On Tuesday night Mr. Brown seemed eager to remind viewers that he was running against a professor. During one back and forth over a jobs bill, Mr. Brown said to Ms. Warren: “Excuse me, I’m not a student in your classroom. Let me respond.”
Later in the debate, when asked what he admires about Ms. Warren, Mr. Brown described her as a “hard-working, accomplished professor.”
“As a matter of fact,” he added, “she’s such a good professor—and I’ve heard from parents who have actually had their kids being taught by her, and they say she is wonderful—so I’m going to do everything in my power to ensure that she can continue to be in that position.”
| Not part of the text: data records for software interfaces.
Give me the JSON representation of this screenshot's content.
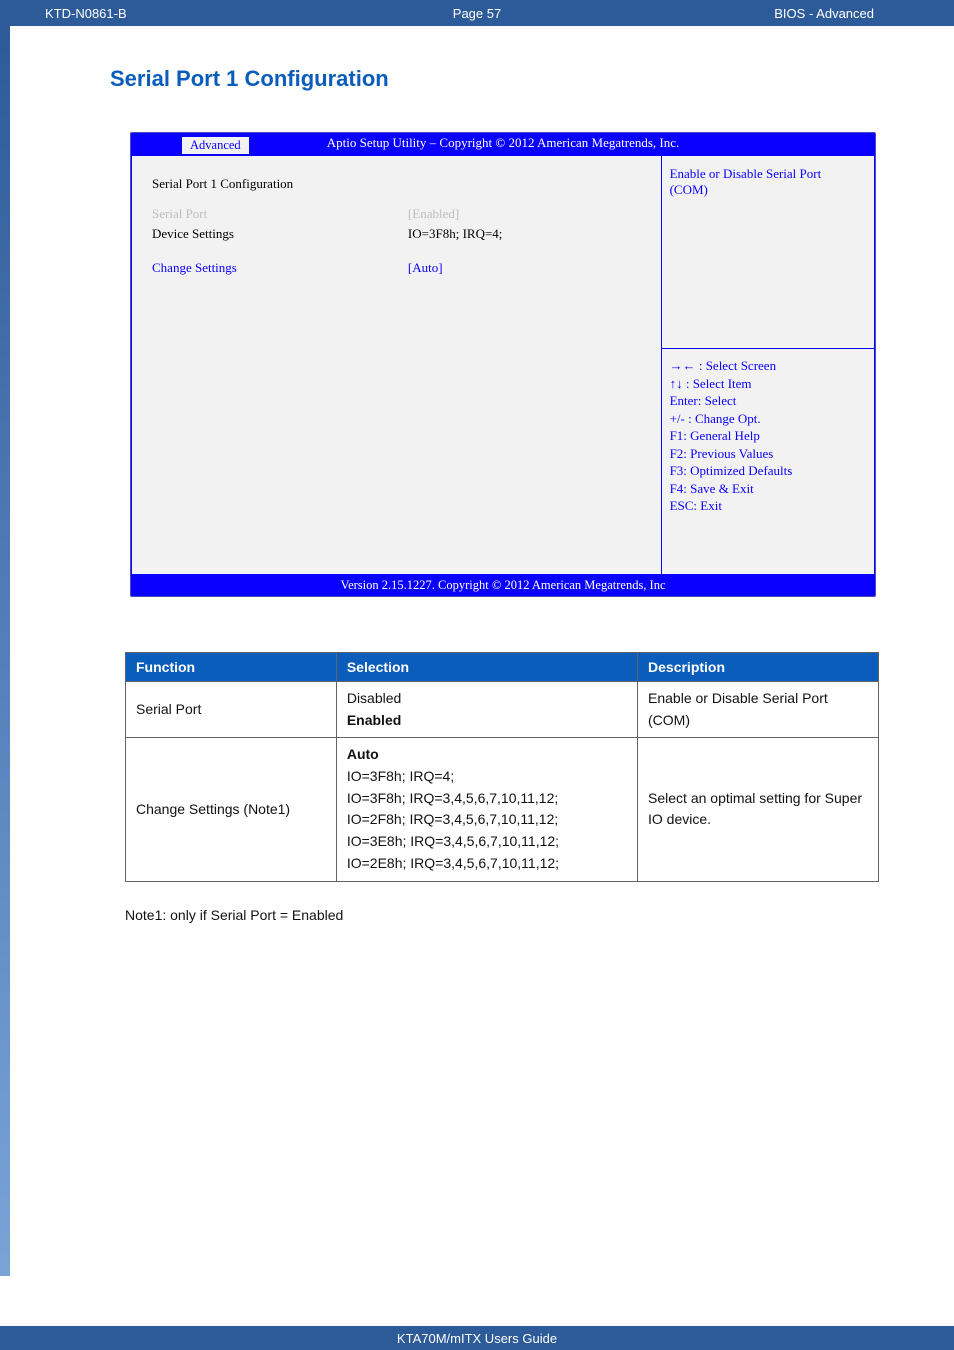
{
  "header": {
    "doc_code": "KTD-N0861-B",
    "page_label": "Page 57",
    "section_label": "BIOS  - Advanced"
  },
  "section_title": "Serial Port 1 Configuration",
  "bios": {
    "top_title": "Aptio Setup Utility  –  Copyright © 2012 American Megatrends, Inc.",
    "active_tab": "Advanced",
    "panel_title": "Serial Port 1 Configuration",
    "rows": {
      "serial_port": {
        "label": "Serial Port",
        "value": "[Enabled]"
      },
      "device": {
        "label": "Device Settings",
        "value": "IO=3F8h; IRQ=4;"
      },
      "change": {
        "label": "Change Settings",
        "value": "[Auto]"
      }
    },
    "help_text_1": "Enable or Disable Serial Port",
    "help_text_2": "(COM)",
    "nav": {
      "l1": "→← : Select Screen",
      "l2": "↑↓ : Select Item",
      "l3": "Enter: Select",
      "l4": "+/- : Change Opt.",
      "l5": "F1: General Help",
      "l6": "F2: Previous Values",
      "l7": "F3: Optimized Defaults",
      "l8": "F4: Save & Exit",
      "l9": "ESC: Exit"
    },
    "footer": "Version 2.15.1227. Copyright © 2012 American Megatrends, Inc"
  },
  "table": {
    "headers": {
      "c1": "Function",
      "c2": "Selection",
      "c3": "Description"
    },
    "rows": [
      {
        "function": "Serial Port",
        "selection": "Disabled\nEnabled",
        "selection_bold_lines": [
          "Enabled"
        ],
        "description": "Enable or Disable Serial Port (COM)"
      },
      {
        "function": "Change Settings     (Note1)",
        "selection": "Auto\nIO=3F8h; IRQ=4;\nIO=3F8h; IRQ=3,4,5,6,7,10,11,12;\nIO=2F8h; IRQ=3,4,5,6,7,10,11,12;\nIO=3E8h; IRQ=3,4,5,6,7,10,11,12;\nIO=2E8h; IRQ=3,4,5,6,7,10,11,12;",
        "selection_bold_lines": [
          "Auto"
        ],
        "description": "Select an optimal setting for Super IO device."
      }
    ]
  },
  "note_text": "Note1: only if Serial Port = Enabled",
  "footer": {
    "guide": "KTA70M/mITX Users Guide"
  }
}
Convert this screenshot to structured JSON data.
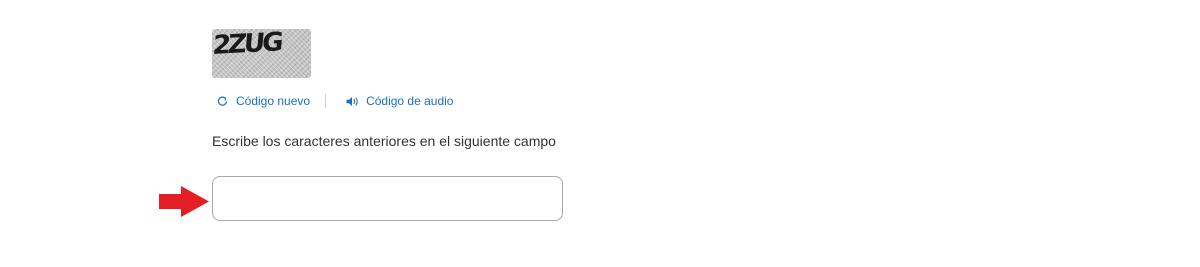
{
  "captcha": {
    "image_text": "2ZUG",
    "refresh_label": "Código nuevo",
    "refresh_icon": "refresh-icon",
    "audio_label": "Código de audio",
    "audio_icon": "speaker-icon",
    "link_color": "#1a6fbf"
  },
  "instruction": {
    "text": "Escribe los caracteres anteriores en el siguiente campo"
  },
  "input": {
    "value": "",
    "placeholder": ""
  },
  "annotation": {
    "arrow_icon": "right-arrow-icon",
    "arrow_color": "#e31e24"
  }
}
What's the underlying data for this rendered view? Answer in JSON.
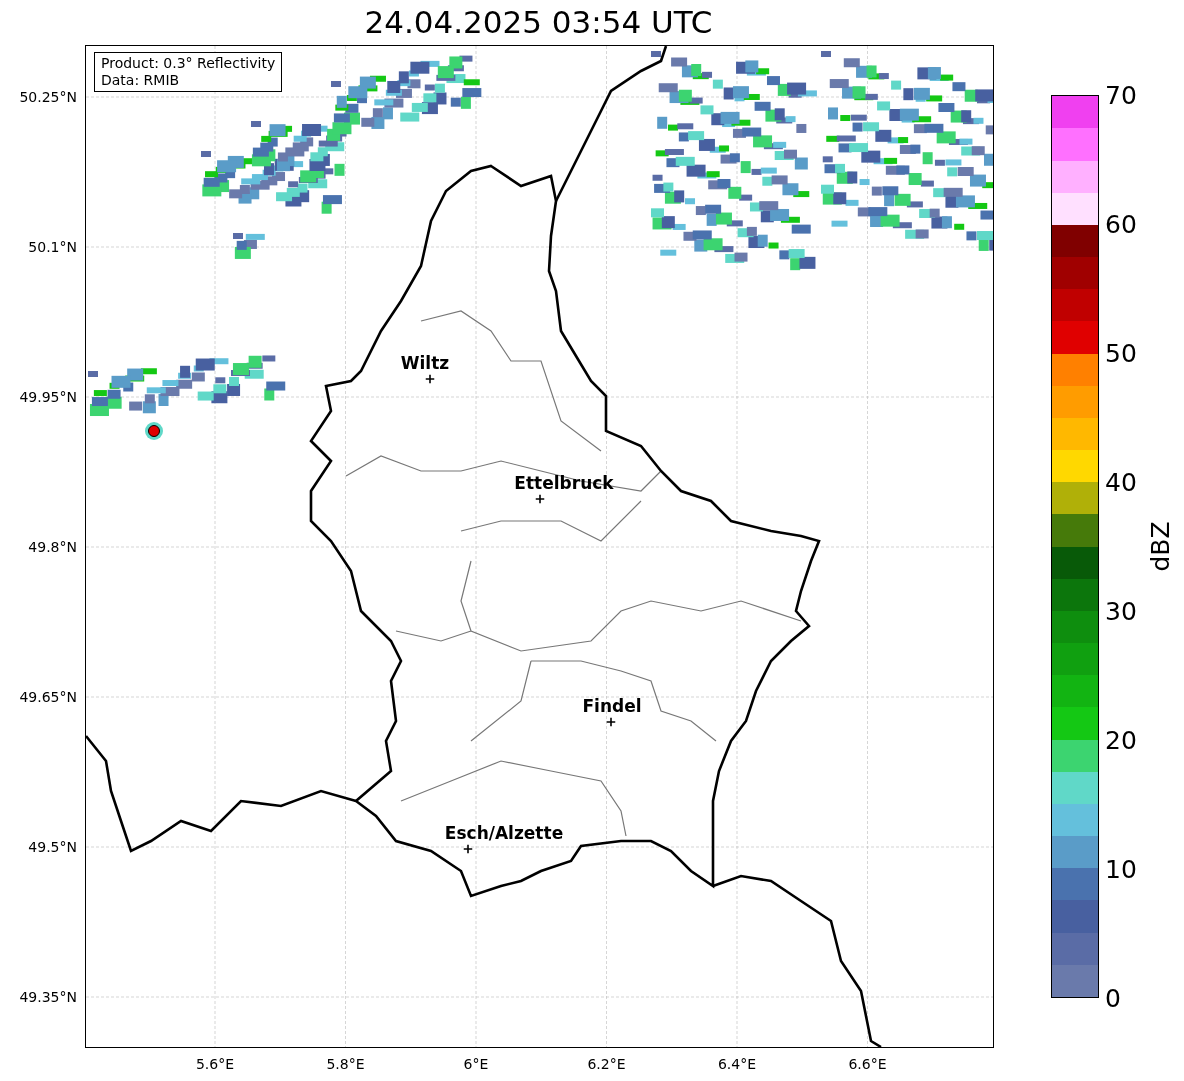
{
  "title": "24.04.2025 03:54 UTC",
  "info_box": {
    "lines": [
      "Product: 0.3° Reflectivity",
      "Data: RMIB"
    ]
  },
  "map": {
    "y_ticks": [
      "50.25°N",
      "50.1°N",
      "49.95°N",
      "49.8°N",
      "49.65°N",
      "49.5°N",
      "49.35°N"
    ],
    "x_ticks": [
      "5.6°E",
      "5.8°E",
      "6°E",
      "6.2°E",
      "6.4°E",
      "6.6°E"
    ],
    "cities": [
      {
        "name": "Wiltz"
      },
      {
        "name": "Ettelbruck"
      },
      {
        "name": "Findel"
      },
      {
        "name": "Esch/Alzette"
      }
    ]
  },
  "colorbar": {
    "label": "dBZ",
    "ticks": [
      "70",
      "60",
      "50",
      "40",
      "30",
      "20",
      "10",
      "0"
    ],
    "bands": [
      {
        "color": "#6a7aab"
      },
      {
        "color": "#5a6ca6"
      },
      {
        "color": "#4860a0"
      },
      {
        "color": "#4a72ae"
      },
      {
        "color": "#5a9cc8"
      },
      {
        "color": "#64c0dc"
      },
      {
        "color": "#60d8c8"
      },
      {
        "color": "#3cd470"
      },
      {
        "color": "#14c814"
      },
      {
        "color": "#12b412"
      },
      {
        "color": "#10a010"
      },
      {
        "color": "#0e8e0e"
      },
      {
        "color": "#0c760c"
      },
      {
        "color": "#085a08"
      },
      {
        "color": "#467a0a"
      },
      {
        "color": "#b0b008"
      },
      {
        "color": "#ffd800"
      },
      {
        "color": "#ffb800"
      },
      {
        "color": "#ff9c00"
      },
      {
        "color": "#ff8000"
      },
      {
        "color": "#e00000"
      },
      {
        "color": "#c00000"
      },
      {
        "color": "#a00000"
      },
      {
        "color": "#800000"
      },
      {
        "color": "#ffe0ff"
      },
      {
        "color": "#ffb0ff"
      },
      {
        "color": "#ff70ff"
      },
      {
        "color": "#f040f0"
      }
    ]
  }
}
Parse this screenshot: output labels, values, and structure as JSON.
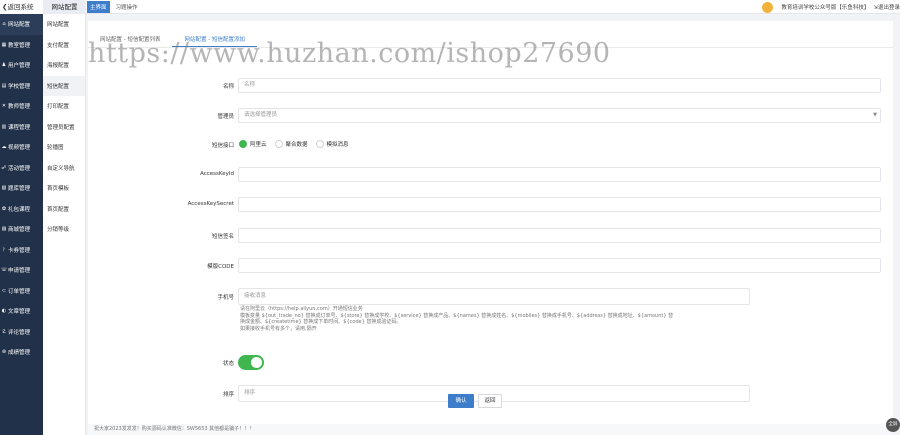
{
  "topbar": {
    "back_label": "❮返回系统",
    "section_title": "网站配置",
    "tabs": [
      {
        "label": "主界面",
        "active": true
      },
      {
        "label": "习题操作",
        "active": false
      }
    ],
    "school_label": "教育培训学校公众号版【乐鱼科技】",
    "logout_label": "⇲退出登录"
  },
  "sidebar": {
    "items": [
      {
        "icon": "⌂",
        "label": "网站配置"
      },
      {
        "icon": "▦",
        "label": "教室管理"
      },
      {
        "icon": "♟",
        "label": "用户管理"
      },
      {
        "icon": "▤",
        "label": "学校管理"
      },
      {
        "icon": "✕",
        "label": "教师管理"
      },
      {
        "icon": "▥",
        "label": "课程管理"
      },
      {
        "icon": "☁",
        "label": "视频管理"
      },
      {
        "icon": "☍",
        "label": "活动管理"
      },
      {
        "icon": "▧",
        "label": "题库管理"
      },
      {
        "icon": "✿",
        "label": "礼包课程"
      },
      {
        "icon": "▨",
        "label": "商城管理"
      },
      {
        "icon": "ᚹ",
        "label": "卡券管理"
      },
      {
        "icon": "☏",
        "label": "申请管理"
      },
      {
        "icon": "⊂",
        "label": "订单管理"
      },
      {
        "icon": "◐",
        "label": "文章管理"
      },
      {
        "icon": "☡",
        "label": "评论管理"
      },
      {
        "icon": "⊛",
        "label": "成绩管理"
      }
    ]
  },
  "submenu": {
    "items": [
      {
        "label": "网站配置",
        "active": false
      },
      {
        "label": "支付配置",
        "active": false
      },
      {
        "label": "海报配置",
        "active": false
      },
      {
        "label": "短信配置",
        "active": true
      },
      {
        "label": "打印配置",
        "active": false
      },
      {
        "label": "管理员配置",
        "active": false
      },
      {
        "label": "轮播图",
        "active": false
      },
      {
        "label": "自定义导航",
        "active": false
      },
      {
        "label": "首页模板",
        "active": false
      },
      {
        "label": "首页配置",
        "active": false
      },
      {
        "label": "分销等级",
        "active": false
      }
    ]
  },
  "inner_tabs": [
    {
      "label": "网站配置 - 短信配置列表",
      "active": false
    },
    {
      "label": "网站配置 - 短信配置添加",
      "active": true
    }
  ],
  "form": {
    "name": {
      "label": "名称",
      "placeholder": "名称"
    },
    "admin": {
      "label": "管理员",
      "placeholder": "请选择管理员"
    },
    "sms_api": {
      "label": "短信接口",
      "options": [
        {
          "label": "阿里云",
          "checked": true
        },
        {
          "label": "聚合数据",
          "checked": false
        },
        {
          "label": "模拟消息",
          "checked": false
        }
      ]
    },
    "access_key_id": {
      "label": "AccessKeyId"
    },
    "access_key_secret": {
      "label": "AccessKeySecret"
    },
    "sign": {
      "label": "短信签名"
    },
    "template_code": {
      "label": "模版CODE"
    },
    "phone": {
      "label": "手机号",
      "placeholder": "接收消息"
    },
    "help_lines": [
      "请在阿里云（https://help.aliyun.com）开通短信业务",
      "模板变量 ${out_trade_no} 替换成订单号、${store} 替换成学校、${service} 替换成产品、${names} 替换成姓名、${mobiles} 替换成手机号、${address} 替换成地址、${amount} 替",
      "换成金额、${createtime} 替换成下单时间、${code} 替换成验证码。",
      "如果接收手机号有多个，请用,隔开"
    ],
    "status": {
      "label": "状态",
      "on": true
    },
    "sort": {
      "label": "排序",
      "placeholder": "排序"
    },
    "confirm_label": "确认",
    "back_label": "返回"
  },
  "footer": {
    "text": "祝大家2023发发发！购买源码认准微信：SW5653 其他都是骗子！！！"
  },
  "fab_label": "全屏",
  "watermark": "https://www.huzhan.com/ishop27690",
  "colors": {
    "primary": "#3d7dca",
    "sidebar": "#213149",
    "success": "#3fb74e"
  }
}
At both Tuesday’s debate and a previous one, Mr. Brown reiterated his criticism of Ms. Warren for describing herself as Native American in a professional directory that many law schools use in hiring. Ms. Warren and several Harvard officials have said that her heritage was not a factor in her landing a job at the university.
On Tuesday, Mr. Brown again called on her to release her personnel records to substantiate that claim, saying she had “failed the test” of “integrity and character and trustworthiness.”
“I consider myself as having a Native American background,” Ms. Warren responded. “That’s what I said. That’s what I am. To try to turn it into something bigger is just wrong.”
Mr. Brown also previously sought to use Ms. Warren’s role as a professor to make a point about college affordability. In a debate last week, he criticized the salary of Ms. Warren and her husband, Bruce Mann, who also teaches at Harvard Law School, citing them as examples of the excesses in “administrative costs and salaries” at universities that are driving up tuition.
“Professor Warren and her husband make almost three-quarters of a million dollars, and Professor Warren teaches one class to make almost $300,000,” he said, adding that she receives “housing and other perks.”
“No wonder costs are high,” Mr. Brown concluded.
For her part, Ms. Warren has not shied away from her academic affiliation throughout the campaign, framing it as an American-dream success story.
In speeches to voters, she has introduced herself as “the daughter of a maintenance man who ended up as a fancy-pants professor at Harvard Law School.”